Violent clashes broke out in Alexandria on Friday between Islamist and non-Islamist groups near Al-Qa’ed Ibrahim Mosque.
At least 92 demonstrators were arrested from both camps, according to lawyer Hamdy Khalaf. About 74 of those, he said, were non-Islamist demonstrators. Citing the intelligence chief, Khalaf said 51 of the 74 were being investigated at Al-Attareen police station, and the remaining 23 detainees were at Bab Sharqi police station.
“They were arrested by Muslim Brotherhood supporters and Salafis who handed them over to the police,” Khalaf claimed. Freedom and Justice Party (FJP) spokesperson in Alexandria Mohamed Soudan confirmed that Brotherhood members arrested non-Islamist demonstrators.

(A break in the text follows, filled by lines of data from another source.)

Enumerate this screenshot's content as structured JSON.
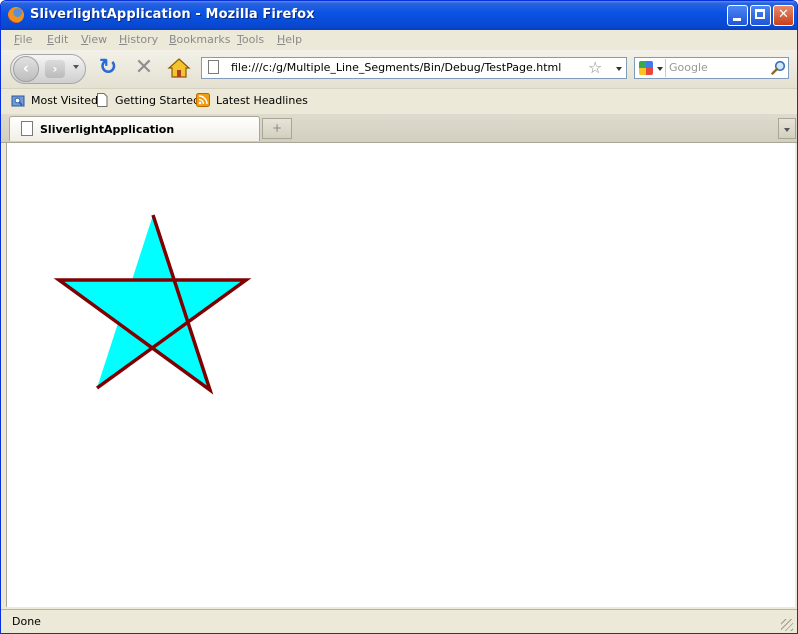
{
  "window": {
    "title": "SliverlightApplication - Mozilla Firefox",
    "minimize_label": "_",
    "maximize_label": "□",
    "close_label": "✕"
  },
  "menu": {
    "items": [
      "File",
      "Edit",
      "View",
      "History",
      "Bookmarks",
      "Tools",
      "Help"
    ]
  },
  "navigation": {
    "back_glyph": "‹",
    "forward_glyph": "›",
    "reload_glyph": "↻",
    "stop_glyph": "✕",
    "url": "file:///c:/g/Multiple_Line_Segments/Bin/Debug/TestPage.html",
    "bookmark_star_glyph": "☆",
    "search_engine": "google-icon",
    "search_placeholder": "Google"
  },
  "bookmarks": {
    "items": [
      {
        "label": "Most Visited",
        "icon": "folder-search-icon"
      },
      {
        "label": "Getting Started",
        "icon": "page-icon"
      },
      {
        "label": "Latest Headlines",
        "icon": "rss-feed-icon"
      }
    ]
  },
  "tabs": {
    "items": [
      {
        "label": "SliverlightApplication",
        "icon": "page-icon"
      }
    ],
    "new_tab_glyph": "+"
  },
  "content": {
    "star": {
      "fill_color": "#00ffff",
      "stroke_color": "#800000"
    }
  },
  "status": {
    "text": "Done"
  },
  "colors": {
    "titlebar": "#0a53e4",
    "window_chrome": "#ece9d8"
  }
}
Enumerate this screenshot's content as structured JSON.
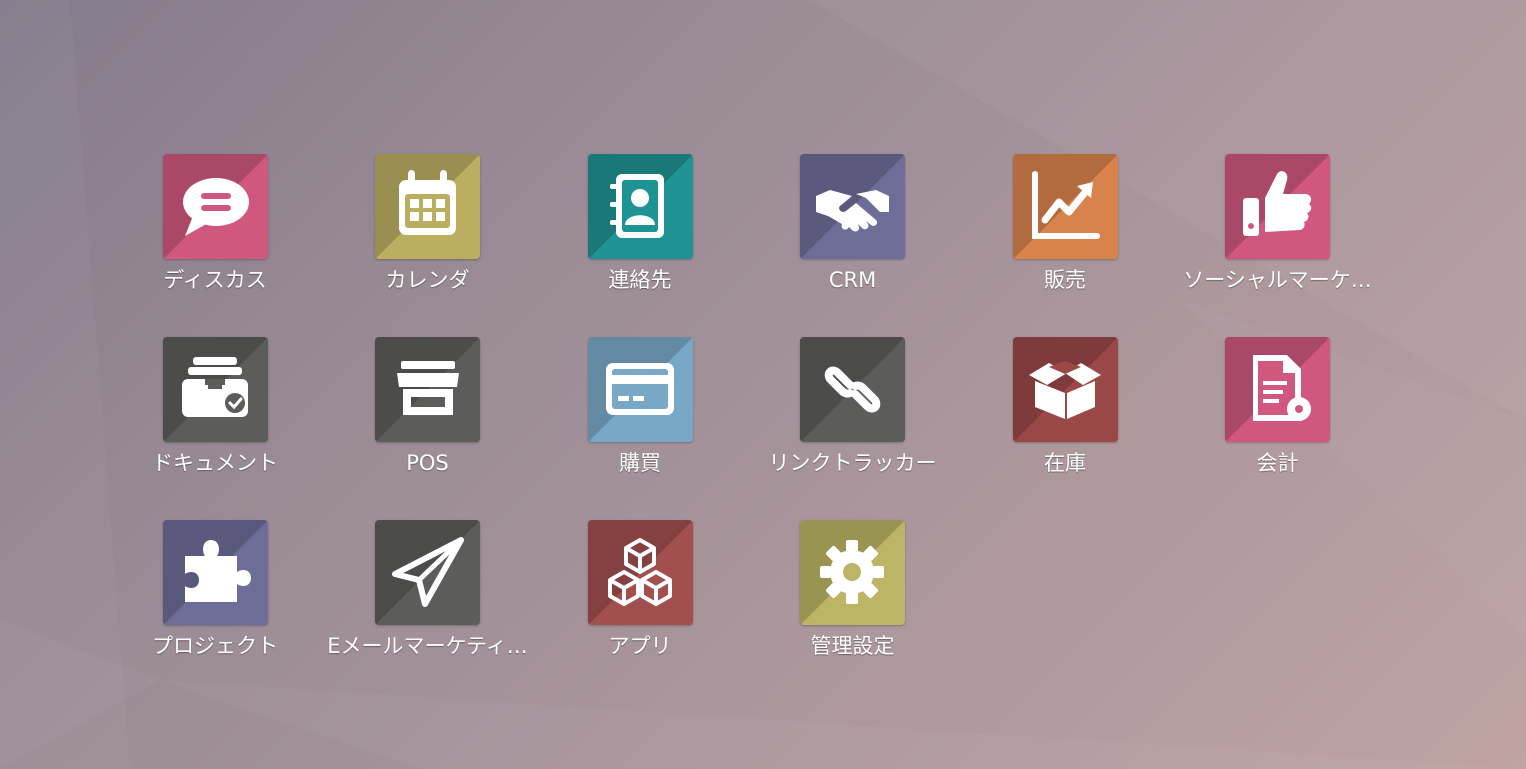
{
  "apps": [
    {
      "label": "ディスカス",
      "icon": "chat-bubble-icon",
      "color": "#d0587e"
    },
    {
      "label": "カレンダ",
      "icon": "calendar-icon",
      "color": "#bcae61"
    },
    {
      "label": "連絡先",
      "icon": "address-book-icon",
      "color": "#1f9393"
    },
    {
      "label": "CRM",
      "icon": "handshake-icon",
      "color": "#6e6d98"
    },
    {
      "label": "販売",
      "icon": "sales-chart-icon",
      "color": "#d9834c"
    },
    {
      "label": "ソーシャルマーケ…",
      "icon": "thumbs-up-icon",
      "color": "#d0587e"
    },
    {
      "label": "ドキュメント",
      "icon": "document-tray-icon",
      "color": "#5c5c5a"
    },
    {
      "label": "POS",
      "icon": "store-icon",
      "color": "#5c5c5a"
    },
    {
      "label": "購買",
      "icon": "credit-card-icon",
      "color": "#79a8c6"
    },
    {
      "label": "リンクトラッカー",
      "icon": "link-icon",
      "color": "#5c5c5a"
    },
    {
      "label": "在庫",
      "icon": "box-icon",
      "color": "#9b4848"
    },
    {
      "label": "会計",
      "icon": "invoice-gear-icon",
      "color": "#d0587e"
    },
    {
      "label": "プロジェクト",
      "icon": "puzzle-icon",
      "color": "#6e6d98"
    },
    {
      "label": "Eメールマーケティ…",
      "icon": "paper-plane-icon",
      "color": "#5c5c5a"
    },
    {
      "label": "アプリ",
      "icon": "cubes-icon",
      "color": "#a24f4f"
    },
    {
      "label": "管理設定",
      "icon": "gear-icon",
      "color": "#bcb565"
    }
  ]
}
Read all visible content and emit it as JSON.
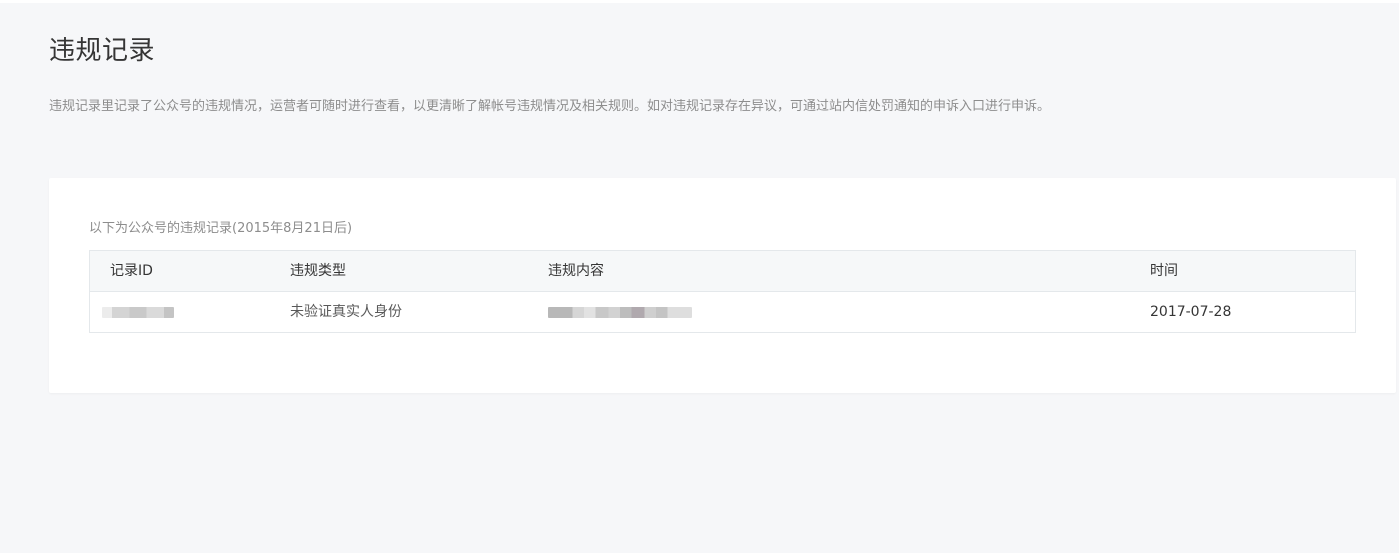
{
  "page": {
    "title": "违规记录",
    "description": "违规记录里记录了公众号的违规情况，运营者可随时进行查看，以更清晰了解帐号违规情况及相关规则。如对违规记录存在异议，可通过站内信处罚通知的申诉入口进行申诉。"
  },
  "records": {
    "caption": "以下为公众号的违规记录(2015年8月21日后)",
    "columns": {
      "id": "记录ID",
      "type": "违规类型",
      "content": "违规内容",
      "time": "时间"
    },
    "rows": [
      {
        "id": "",
        "type": "未验证真实人身份",
        "content": "",
        "time": "2017-07-28"
      }
    ]
  }
}
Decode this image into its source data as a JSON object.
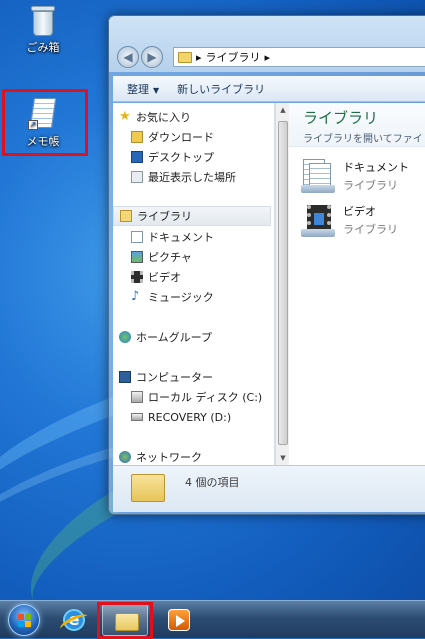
{
  "desktop": {
    "icons": [
      {
        "label": "ごみ箱",
        "icon": "recycle-bin-icon"
      },
      {
        "label": "メモ帳",
        "icon": "notepad-icon"
      }
    ],
    "highlight_color": "#e0111c"
  },
  "explorer": {
    "address": {
      "crumb": "ライブラリ",
      "separator": "▸"
    },
    "toolbar": {
      "organize": "整理",
      "new_library": "新しいライブラリ"
    },
    "nav": {
      "favorites": {
        "label": "お気に入り",
        "items": [
          "ダウンロード",
          "デスクトップ",
          "最近表示した場所"
        ]
      },
      "libraries": {
        "label": "ライブラリ",
        "items": [
          "ドキュメント",
          "ピクチャ",
          "ビデオ",
          "ミュージック"
        ]
      },
      "homegroup": "ホームグループ",
      "computer": {
        "label": "コンピューター",
        "items": [
          "ローカル ディスク (C:)",
          "RECOVERY (D:)"
        ]
      },
      "network": "ネットワーク"
    },
    "content": {
      "title": "ライブラリ",
      "subtitle": "ライブラリを開いてファイ",
      "items": [
        {
          "name": "ドキュメント",
          "kind": "ライブラリ"
        },
        {
          "name": "ビデオ",
          "kind": "ライブラリ"
        }
      ]
    },
    "status": {
      "count": "4 個の項目"
    }
  },
  "taskbar": {
    "buttons": [
      "start-orb",
      "internet-explorer",
      "windows-explorer",
      "windows-media-player"
    ]
  }
}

“They first attacked us,” Soudan said, claiming that one of the non-Islamist demonstrators had a gun. He added that upon catching the “thugs,” they admitted to having been paid by former National Democratic Party members, such as Ahmed Khairy and Mohamed Meseilhy, to incite violence.
18 Islamist demonstrators were also arrested, Khalaf said, adding that they were being investigated at Al-Attareen police station. “They were hiding in a building, armed; the inhabitants of the building caught them and handed them over to the police.”
Soudan stated that the 18 Islamist detainees belonged to separate Islamist groups. He denied that any FJP or Brotherhood members were arrested. “Brotherhood youth follow their leaders’ decisions,” Soudan said. FJP leaders decided to withdraw from the demonstration around 4pm Friday to “prevent bloodshed.” Despite the withdrawal of all Brotherhood and Salafi demonstrators, Soudan claimed, a minority of Islamists decided to remain.
Political activist Ramy Abdel Gelil, who was present during the clashes, claimed that the police began arresting people at night. He stated the police surrounded Al-Qa’ed Ibrahim Mosque, arresting any passersby who arrived in its vicinity.
“A day which witnessed such violence cannot pass without the police arresting somebody to accuse of all the crimes committed,” Abdel Gelil said.
Opposition political parties, including the National Salvation Front (NSF), denounced the acts of violence, adding that none of their members took part in the clashes. NSF spokesperson Hussein Abdel Ghany blamed leaders of the Islamist current for the clashes by charging their supporters against those opposing the constitution, according to state-run Al-Ahram.
Abdel Gelil denied recongnising any opposition party members at Friday’s clashes. He added that protestors from both sides seemed to be provoking confrontation.
The ministry of health reported at least 77 injuries in light of the clashes.
Former disqualified presidential hopeful Hazem Salah Abu Ismail called upon his supporters to pray the Friday prayers in Al-Qa’ed Ibrahim Mosque Friday. Reuters reported the Muslim Brotherhood also called upon its members to protest last week’s siege when Sheikh Ahmed Al-Mahallawy and his congregation was trapped in the mosque for over 12 hours after urging those praying to vote ‘yes’ in the referendum last Friday.